Action item:
In the records below, find each line with the word "screenshot" and copy it.

Provided data:
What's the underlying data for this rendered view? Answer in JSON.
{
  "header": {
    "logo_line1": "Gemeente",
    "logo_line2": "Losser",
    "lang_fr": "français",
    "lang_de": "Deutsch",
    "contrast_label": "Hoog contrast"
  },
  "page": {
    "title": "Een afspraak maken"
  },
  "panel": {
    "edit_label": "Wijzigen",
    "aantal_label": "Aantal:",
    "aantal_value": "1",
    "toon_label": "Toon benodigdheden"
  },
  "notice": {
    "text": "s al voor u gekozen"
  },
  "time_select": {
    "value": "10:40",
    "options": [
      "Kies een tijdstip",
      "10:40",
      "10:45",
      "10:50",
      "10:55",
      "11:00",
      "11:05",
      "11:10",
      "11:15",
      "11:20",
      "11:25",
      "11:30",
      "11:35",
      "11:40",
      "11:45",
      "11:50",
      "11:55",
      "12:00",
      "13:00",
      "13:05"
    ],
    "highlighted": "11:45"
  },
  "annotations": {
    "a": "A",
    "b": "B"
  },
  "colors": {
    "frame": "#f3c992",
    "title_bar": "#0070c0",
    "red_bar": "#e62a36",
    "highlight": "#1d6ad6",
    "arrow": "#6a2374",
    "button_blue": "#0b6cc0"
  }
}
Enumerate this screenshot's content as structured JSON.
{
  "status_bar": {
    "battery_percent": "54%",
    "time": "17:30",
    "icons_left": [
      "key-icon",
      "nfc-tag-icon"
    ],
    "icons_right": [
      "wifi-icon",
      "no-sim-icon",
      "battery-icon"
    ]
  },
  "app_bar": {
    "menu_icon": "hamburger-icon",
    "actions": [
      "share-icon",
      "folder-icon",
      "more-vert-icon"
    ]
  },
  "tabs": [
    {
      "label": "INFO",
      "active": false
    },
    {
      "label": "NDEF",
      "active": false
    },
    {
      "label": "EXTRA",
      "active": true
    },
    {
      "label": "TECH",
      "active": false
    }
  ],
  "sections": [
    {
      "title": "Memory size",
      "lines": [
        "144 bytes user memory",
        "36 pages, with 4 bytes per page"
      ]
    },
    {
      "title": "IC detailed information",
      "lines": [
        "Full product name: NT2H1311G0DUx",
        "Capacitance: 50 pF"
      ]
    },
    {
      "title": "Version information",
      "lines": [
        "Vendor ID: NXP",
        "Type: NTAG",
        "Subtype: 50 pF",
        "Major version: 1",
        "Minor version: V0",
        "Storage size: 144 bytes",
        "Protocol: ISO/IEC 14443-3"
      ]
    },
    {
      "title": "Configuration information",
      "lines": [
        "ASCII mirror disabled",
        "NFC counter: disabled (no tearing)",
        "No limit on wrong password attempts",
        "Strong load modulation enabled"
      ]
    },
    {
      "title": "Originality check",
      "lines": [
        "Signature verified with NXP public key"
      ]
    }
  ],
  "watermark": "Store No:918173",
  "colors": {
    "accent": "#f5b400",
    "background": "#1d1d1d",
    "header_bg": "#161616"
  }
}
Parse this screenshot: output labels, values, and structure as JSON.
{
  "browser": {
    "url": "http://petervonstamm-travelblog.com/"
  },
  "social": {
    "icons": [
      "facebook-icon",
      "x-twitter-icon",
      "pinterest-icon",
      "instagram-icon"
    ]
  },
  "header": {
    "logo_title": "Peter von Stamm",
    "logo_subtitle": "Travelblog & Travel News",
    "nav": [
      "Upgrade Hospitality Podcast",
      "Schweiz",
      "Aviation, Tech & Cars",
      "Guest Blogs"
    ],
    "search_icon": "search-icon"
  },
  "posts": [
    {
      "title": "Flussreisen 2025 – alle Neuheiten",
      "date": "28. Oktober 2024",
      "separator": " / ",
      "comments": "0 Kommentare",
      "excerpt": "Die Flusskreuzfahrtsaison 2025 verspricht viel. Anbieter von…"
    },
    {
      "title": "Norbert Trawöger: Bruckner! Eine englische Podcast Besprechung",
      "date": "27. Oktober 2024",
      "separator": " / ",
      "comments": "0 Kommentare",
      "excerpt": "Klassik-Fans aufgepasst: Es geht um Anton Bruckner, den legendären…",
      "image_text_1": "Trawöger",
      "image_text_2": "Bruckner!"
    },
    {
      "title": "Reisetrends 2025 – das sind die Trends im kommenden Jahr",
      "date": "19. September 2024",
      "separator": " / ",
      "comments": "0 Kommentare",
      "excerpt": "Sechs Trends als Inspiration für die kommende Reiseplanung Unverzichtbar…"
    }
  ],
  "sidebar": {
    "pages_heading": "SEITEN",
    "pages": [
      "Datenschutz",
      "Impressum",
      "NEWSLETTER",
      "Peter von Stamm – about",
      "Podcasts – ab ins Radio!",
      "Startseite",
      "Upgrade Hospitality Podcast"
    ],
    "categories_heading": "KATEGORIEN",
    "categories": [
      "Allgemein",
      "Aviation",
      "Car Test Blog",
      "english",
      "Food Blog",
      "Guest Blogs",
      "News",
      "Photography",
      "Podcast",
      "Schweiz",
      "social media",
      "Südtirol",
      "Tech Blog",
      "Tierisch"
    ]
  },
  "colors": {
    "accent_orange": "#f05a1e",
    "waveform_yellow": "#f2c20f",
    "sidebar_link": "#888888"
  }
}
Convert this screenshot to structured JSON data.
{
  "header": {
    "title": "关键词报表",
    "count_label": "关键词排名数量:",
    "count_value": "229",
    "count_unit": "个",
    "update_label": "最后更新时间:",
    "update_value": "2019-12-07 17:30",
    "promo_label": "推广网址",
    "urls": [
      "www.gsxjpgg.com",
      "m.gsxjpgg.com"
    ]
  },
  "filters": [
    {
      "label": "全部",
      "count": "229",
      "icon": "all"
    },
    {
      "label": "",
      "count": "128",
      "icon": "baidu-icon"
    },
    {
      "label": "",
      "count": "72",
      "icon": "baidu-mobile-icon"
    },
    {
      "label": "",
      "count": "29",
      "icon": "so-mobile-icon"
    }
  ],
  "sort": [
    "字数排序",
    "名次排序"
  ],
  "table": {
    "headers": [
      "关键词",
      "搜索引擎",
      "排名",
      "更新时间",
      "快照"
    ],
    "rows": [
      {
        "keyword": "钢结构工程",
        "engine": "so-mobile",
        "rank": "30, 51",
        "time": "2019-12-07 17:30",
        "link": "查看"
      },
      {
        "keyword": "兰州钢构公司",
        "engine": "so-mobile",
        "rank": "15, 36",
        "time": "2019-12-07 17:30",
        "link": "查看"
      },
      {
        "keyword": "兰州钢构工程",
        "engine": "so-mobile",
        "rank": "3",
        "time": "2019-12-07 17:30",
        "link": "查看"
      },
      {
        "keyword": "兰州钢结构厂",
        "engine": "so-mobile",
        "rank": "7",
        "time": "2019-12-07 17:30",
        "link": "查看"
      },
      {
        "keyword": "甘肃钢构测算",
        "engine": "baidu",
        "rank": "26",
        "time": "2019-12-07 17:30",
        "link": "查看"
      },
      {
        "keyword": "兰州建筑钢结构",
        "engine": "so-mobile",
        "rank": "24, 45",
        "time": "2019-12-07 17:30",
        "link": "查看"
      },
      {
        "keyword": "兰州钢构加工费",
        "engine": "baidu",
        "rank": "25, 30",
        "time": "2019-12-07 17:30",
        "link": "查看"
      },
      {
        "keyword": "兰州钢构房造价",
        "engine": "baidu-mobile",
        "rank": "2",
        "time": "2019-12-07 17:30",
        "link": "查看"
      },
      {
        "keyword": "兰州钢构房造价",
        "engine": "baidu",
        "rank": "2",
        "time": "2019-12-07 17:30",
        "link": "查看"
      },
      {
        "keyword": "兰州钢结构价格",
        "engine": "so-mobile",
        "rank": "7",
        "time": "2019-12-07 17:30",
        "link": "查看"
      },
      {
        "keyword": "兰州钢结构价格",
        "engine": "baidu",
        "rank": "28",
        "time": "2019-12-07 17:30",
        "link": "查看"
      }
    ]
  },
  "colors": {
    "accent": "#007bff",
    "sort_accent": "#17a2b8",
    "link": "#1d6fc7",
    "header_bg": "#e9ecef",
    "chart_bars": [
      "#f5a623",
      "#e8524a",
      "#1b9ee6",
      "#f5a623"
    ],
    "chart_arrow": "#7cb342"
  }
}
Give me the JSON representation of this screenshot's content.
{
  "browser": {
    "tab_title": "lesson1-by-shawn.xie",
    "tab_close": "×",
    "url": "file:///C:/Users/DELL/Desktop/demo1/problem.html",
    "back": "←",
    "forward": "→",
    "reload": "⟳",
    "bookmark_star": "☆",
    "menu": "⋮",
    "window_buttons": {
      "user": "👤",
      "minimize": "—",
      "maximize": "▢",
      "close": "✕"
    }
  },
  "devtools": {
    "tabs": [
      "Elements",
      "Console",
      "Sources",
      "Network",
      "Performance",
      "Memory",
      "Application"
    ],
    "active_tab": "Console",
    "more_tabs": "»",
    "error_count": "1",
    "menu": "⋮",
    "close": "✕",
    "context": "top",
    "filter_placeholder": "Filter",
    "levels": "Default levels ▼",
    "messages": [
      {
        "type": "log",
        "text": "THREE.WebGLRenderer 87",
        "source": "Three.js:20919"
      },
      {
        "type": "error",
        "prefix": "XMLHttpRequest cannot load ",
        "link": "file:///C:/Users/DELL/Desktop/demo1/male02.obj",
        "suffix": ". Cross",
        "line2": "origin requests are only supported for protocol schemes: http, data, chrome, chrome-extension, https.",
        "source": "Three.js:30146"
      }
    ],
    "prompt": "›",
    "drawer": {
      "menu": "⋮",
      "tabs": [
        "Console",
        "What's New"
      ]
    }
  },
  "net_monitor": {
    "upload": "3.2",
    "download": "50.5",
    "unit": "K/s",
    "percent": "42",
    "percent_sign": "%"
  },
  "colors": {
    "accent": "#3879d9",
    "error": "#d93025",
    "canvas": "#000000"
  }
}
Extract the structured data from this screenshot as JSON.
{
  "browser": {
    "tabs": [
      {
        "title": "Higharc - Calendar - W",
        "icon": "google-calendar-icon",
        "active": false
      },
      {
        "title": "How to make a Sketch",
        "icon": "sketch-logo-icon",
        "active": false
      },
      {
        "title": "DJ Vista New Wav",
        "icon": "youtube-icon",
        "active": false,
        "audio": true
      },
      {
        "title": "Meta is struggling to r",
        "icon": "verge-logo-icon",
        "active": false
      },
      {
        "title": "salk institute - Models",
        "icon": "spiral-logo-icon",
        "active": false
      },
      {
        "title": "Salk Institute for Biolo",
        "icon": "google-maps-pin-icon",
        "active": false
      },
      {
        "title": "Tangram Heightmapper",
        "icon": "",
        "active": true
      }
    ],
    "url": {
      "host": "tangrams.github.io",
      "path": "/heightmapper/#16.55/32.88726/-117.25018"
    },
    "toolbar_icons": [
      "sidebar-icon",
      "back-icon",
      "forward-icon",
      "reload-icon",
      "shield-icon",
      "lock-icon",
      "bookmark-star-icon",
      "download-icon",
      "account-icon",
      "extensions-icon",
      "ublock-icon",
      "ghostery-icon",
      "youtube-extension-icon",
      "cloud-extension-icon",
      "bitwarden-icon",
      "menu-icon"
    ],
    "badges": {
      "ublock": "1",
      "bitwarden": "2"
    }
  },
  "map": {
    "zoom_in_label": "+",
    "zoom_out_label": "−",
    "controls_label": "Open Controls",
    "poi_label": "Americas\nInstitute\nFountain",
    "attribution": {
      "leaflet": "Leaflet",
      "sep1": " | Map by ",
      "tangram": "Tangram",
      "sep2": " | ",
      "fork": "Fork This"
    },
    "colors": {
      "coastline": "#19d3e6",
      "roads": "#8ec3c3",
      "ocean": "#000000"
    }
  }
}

Expected output:
Enumerate this screenshot's content as structured JSON.
Parse this screenshot: output labels, values, and structure as JSON.
Convert this screenshot to structured JSON data.
Give me the JSON representation of this screenshot's content.
Extract the structured data from this screenshot as JSON.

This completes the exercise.